* [Problem requirements] Set down all of the lines below exactly as they are given.

-- Provided data follows --

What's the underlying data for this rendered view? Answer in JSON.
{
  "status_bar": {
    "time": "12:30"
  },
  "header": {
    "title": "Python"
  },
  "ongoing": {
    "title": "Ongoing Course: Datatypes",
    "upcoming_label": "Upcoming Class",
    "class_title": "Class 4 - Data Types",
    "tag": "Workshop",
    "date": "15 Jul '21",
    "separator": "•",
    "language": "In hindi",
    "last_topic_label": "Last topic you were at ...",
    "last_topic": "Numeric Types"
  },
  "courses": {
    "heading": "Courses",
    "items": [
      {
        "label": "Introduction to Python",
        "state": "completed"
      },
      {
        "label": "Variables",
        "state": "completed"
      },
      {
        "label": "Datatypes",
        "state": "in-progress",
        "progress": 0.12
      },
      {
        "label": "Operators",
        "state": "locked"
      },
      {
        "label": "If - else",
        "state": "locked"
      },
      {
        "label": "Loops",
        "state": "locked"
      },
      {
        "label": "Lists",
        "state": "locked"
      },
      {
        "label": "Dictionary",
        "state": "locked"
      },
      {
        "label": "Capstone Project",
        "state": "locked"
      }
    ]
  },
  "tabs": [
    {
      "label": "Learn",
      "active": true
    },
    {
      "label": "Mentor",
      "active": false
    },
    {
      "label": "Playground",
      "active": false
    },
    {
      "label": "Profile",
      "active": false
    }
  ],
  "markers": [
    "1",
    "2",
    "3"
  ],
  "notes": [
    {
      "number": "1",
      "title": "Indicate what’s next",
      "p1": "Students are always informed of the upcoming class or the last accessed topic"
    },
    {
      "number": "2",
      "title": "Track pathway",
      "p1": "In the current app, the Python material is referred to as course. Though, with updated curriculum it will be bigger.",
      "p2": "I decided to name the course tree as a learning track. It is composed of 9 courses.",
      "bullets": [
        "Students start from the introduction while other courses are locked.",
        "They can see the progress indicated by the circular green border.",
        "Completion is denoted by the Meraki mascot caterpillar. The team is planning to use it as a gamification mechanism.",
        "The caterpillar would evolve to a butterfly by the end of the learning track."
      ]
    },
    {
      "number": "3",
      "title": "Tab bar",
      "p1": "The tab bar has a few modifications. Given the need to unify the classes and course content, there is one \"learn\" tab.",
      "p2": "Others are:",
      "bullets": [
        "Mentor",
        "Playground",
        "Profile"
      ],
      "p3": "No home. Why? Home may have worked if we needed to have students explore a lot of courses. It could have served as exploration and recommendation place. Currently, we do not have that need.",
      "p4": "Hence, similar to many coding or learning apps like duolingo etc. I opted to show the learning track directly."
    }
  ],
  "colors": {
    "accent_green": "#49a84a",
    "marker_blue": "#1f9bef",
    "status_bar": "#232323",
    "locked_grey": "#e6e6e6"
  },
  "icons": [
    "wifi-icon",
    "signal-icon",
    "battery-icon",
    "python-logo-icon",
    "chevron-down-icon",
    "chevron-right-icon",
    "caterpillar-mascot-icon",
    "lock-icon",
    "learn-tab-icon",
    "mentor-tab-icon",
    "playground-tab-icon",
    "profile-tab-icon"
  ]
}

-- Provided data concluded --

* [Solution]
What's the underlying data for this rendered view? Answer in JSON.
{
  "status_bar": {
    "time": "12:30"
  },
  "header": {
    "title": "Python"
  },
  "ongoing": {
    "title": "Ongoing Course: Datatypes",
    "upcoming_label": "Upcoming Class",
    "class_title": "Class 4 - Data Types",
    "tag": "Workshop",
    "date": "15 Jul '21",
    "separator": "•",
    "language": "In hindi",
    "last_topic_label": "Last topic you were at ...",
    "last_topic": "Numeric Types"
  },
  "courses": {
    "heading": "Courses",
    "items": [
      {
        "label": "Introduction to Python",
        "state": "completed"
      },
      {
        "label": "Variables",
        "state": "completed"
      },
      {
        "label": "Datatypes",
        "state": "in-progress",
        "progress": 0.12
      },
      {
        "label": "Operators",
        "state": "locked"
      },
      {
        "label": "If - else",
        "state": "locked"
      },
      {
        "label": "Loops",
        "state": "locked"
      },
      {
        "label": "Lists",
        "state": "locked"
      },
      {
        "label": "Dictionary",
        "state": "locked"
      },
      {
        "label": "Capstone Project",
        "state": "locked"
      }
    ]
  },
  "tabs": [
    {
      "label": "Learn",
      "active": true
    },
    {
      "label": "Mentor",
      "active": false
    },
    {
      "label": "Playground",
      "active": false
    },
    {
      "label": "Profile",
      "active": false
    }
  ],
  "markers": [
    "1",
    "2",
    "3"
  ],
  "notes": [
    {
      "number": "1",
      "title": "Indicate what’s next",
      "p1": "Students are always informed of the upcoming class or the last accessed topic"
    },
    {
      "number": "2",
      "title": "Track pathway",
      "p1": "In the current app, the Python material is referred to as course. Though, with updated curriculum it will be bigger.",
      "p2": "I decided to name the course tree as a learning track. It is composed of 9 courses.",
      "bullets": [
        "Students start from the introduction while other courses are locked.",
        "They can see the progress indicated by the circular green border.",
        "Completion is denoted by the Meraki mascot caterpillar. The team is planning to use it as a gamification mechanism.",
        "The caterpillar would evolve to a butterfly by the end of the learning track."
      ]
    },
    {
      "number": "3",
      "title": "Tab bar",
      "p1": "The tab bar has a few modifications. Given the need to unify the classes and course content, there is one \"learn\" tab.",
      "p2": "Others are:",
      "bullets": [
        "Mentor",
        "Playground",
        "Profile"
      ],
      "p3": "No home. Why? Home may have worked if we needed to have students explore a lot of courses. It could have served as exploration and recommendation place. Currently, we do not have that need.",
      "p4": "Hence, similar to many coding or learning apps like duolingo etc. I opted to show the learning track directly."
    }
  ],
  "colors": {
    "accent_green": "#49a84a",
    "marker_blue": "#1f9bef",
    "status_bar": "#232323",
    "locked_grey": "#e6e6e6"
  },
  "icons": [
    "wifi-icon",
    "signal-icon",
    "battery-icon",
    "python-logo-icon",
    "chevron-down-icon",
    "chevron-right-icon",
    "caterpillar-mascot-icon",
    "lock-icon",
    "learn-tab-icon",
    "mentor-tab-icon",
    "playground-tab-icon",
    "profile-tab-icon"
  ]
}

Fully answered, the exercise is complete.